Round 5, No. 149 overall: Danny Pinter, OL, Ball State
My take: The Colts are already set with their starting offensive line -- a group led by guard Quenton Nelson and center Ryan Kelly -- with everyone returning from the only unit in the NFL to start all 16 games last season. What Pinter provides is some much-needed depth behind the starters. The Colts lost center Josh Andrews and guard Joe Haeg during free agency.
Round 6, No. 193 overall: Robert Windsor, DT, Penn State
Robert Windsor's 2020 NFL draft profile
Take a look at former Penn State DT Robert Windsor's highlights as he tackles his way to becoming an impactful NFL draft prospect.
My take: Colts GM Chris Ballard has made it no secret that he wants his team to dominate the line of scrimmage on both sides of the ball.

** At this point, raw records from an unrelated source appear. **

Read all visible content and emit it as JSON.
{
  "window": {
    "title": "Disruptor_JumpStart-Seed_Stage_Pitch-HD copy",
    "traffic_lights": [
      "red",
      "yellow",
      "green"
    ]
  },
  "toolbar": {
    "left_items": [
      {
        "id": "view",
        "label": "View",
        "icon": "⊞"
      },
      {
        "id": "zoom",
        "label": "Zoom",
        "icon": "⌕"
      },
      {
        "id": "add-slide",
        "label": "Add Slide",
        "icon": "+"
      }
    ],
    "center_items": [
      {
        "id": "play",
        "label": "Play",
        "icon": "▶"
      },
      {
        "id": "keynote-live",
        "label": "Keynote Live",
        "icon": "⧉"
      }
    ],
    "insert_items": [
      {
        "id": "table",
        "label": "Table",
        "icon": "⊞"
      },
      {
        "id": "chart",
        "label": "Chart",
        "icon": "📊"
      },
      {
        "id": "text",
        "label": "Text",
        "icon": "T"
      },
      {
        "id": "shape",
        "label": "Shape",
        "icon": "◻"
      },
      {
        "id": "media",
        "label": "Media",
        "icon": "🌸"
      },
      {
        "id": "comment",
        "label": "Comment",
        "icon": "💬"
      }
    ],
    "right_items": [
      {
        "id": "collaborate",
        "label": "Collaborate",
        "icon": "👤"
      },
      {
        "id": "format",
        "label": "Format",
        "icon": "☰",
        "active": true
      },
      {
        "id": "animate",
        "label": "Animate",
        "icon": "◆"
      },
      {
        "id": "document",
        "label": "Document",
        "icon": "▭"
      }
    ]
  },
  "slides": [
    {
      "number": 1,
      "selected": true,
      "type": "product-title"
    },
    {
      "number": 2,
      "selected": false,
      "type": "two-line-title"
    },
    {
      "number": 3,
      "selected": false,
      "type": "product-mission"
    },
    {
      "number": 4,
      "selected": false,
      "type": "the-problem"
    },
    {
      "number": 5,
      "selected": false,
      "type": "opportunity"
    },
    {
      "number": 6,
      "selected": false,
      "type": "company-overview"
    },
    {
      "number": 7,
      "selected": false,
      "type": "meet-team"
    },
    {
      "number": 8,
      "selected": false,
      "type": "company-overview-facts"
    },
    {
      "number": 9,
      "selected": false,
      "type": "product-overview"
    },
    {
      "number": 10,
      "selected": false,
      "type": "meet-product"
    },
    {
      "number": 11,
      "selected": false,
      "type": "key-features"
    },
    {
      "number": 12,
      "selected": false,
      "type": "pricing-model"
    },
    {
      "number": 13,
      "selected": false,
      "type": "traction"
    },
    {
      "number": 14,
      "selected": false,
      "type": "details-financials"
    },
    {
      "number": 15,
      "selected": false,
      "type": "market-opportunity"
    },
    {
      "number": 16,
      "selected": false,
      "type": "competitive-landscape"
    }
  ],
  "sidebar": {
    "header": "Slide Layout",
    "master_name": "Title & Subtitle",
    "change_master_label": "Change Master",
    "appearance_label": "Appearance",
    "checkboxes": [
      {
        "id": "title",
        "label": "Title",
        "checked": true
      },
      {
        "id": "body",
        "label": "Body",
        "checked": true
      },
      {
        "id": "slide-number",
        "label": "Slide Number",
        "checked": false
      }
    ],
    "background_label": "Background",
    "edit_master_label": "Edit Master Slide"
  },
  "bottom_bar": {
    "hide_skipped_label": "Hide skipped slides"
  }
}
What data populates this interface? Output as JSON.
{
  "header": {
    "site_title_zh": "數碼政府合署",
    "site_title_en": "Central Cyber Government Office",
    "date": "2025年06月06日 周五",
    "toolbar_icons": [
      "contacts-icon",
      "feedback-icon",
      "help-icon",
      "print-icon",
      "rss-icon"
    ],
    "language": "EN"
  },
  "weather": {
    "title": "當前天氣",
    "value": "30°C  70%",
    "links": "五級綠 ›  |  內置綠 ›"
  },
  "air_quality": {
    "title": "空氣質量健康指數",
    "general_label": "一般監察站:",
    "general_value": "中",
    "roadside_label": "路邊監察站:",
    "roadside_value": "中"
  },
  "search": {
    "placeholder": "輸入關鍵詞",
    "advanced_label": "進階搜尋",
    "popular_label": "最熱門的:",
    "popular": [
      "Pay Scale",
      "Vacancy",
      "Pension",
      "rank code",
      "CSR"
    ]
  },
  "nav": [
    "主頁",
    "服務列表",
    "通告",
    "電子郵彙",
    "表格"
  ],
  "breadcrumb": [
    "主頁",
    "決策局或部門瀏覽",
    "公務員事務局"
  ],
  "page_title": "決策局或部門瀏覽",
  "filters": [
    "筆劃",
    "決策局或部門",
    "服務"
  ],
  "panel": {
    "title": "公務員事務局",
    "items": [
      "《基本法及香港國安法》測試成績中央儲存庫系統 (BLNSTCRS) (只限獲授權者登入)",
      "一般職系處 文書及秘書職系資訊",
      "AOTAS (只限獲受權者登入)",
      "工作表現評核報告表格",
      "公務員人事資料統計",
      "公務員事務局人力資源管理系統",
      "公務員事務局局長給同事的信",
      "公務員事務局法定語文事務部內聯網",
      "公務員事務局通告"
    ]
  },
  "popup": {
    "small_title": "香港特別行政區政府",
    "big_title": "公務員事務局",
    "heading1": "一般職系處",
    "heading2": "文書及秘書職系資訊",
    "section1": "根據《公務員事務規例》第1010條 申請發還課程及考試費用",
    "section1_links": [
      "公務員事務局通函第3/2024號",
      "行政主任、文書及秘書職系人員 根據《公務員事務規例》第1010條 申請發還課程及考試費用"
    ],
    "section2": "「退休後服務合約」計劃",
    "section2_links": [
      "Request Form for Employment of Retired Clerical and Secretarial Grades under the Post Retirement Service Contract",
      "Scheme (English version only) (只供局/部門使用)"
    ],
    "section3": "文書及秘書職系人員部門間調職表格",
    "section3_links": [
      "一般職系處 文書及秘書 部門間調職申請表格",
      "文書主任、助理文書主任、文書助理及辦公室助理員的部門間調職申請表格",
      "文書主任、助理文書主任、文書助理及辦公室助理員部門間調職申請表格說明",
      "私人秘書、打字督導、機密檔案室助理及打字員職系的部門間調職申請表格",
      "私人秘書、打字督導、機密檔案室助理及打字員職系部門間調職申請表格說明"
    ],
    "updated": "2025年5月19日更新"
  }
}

They could afford to be patient and wait until the sixth round to select their first defensive lineman of the draft because they acquired DeForest Buckner (trade) and Sheldon Day (free agency) earlier in the offseason. Depth along the defensive line could be a strong suit of the Colts next season.
Round 6, No. 211 overall: Isaiah Rodgers, CB, UMass
My take: The Colts potentially replaced Quincy Wilson's spot at cornerback with the pick they acquired in trading him to the New York Jets. Rodgers had at least two interceptions all four years he played at UMass. He's joining a cornerback group that features Kenny Moore, Xavier Rhodes, Rock Ya-Sin, Marvell Tell and T.J. Carrie.
Round 6, No. 212 overall: Dezmon Patmon, WR, Washington State
Dezmon Patmon's NFL draft profile
Check out the highlights that make former Washington State wide receiver Dezmon Patmon a prospect in the 2020 NFL draft.
My take: Patmon is the second receiver with size -- 6-foot-4 -- that the Colts have selected in this draft. They selected fellow Pac-12 receiver Michael Pittman Jr. out of USC in the second round. But unlike Pittman, Patmon didn't put up eye-popping numbers while in college. Patmon only started 12 of the 43 games he played in with the Cougars. He had 58 receptions for 762 yards and eight touchdowns during his senior season.
Round 6, No. 213 overall: Jordan Glasgow, LB, Michigan
My take: Glasgow became the third member of his family to be drafted into the NFL. His oldest brother Graham was a third-round pick of the Detroit Lions in 2016. Another brother, Ryan, was a fourth-round pick of the Bengals in 2017. Jordan Glasgow's best chance to make the Colts roster may be on special teams, which is an area they hope to improve in next season.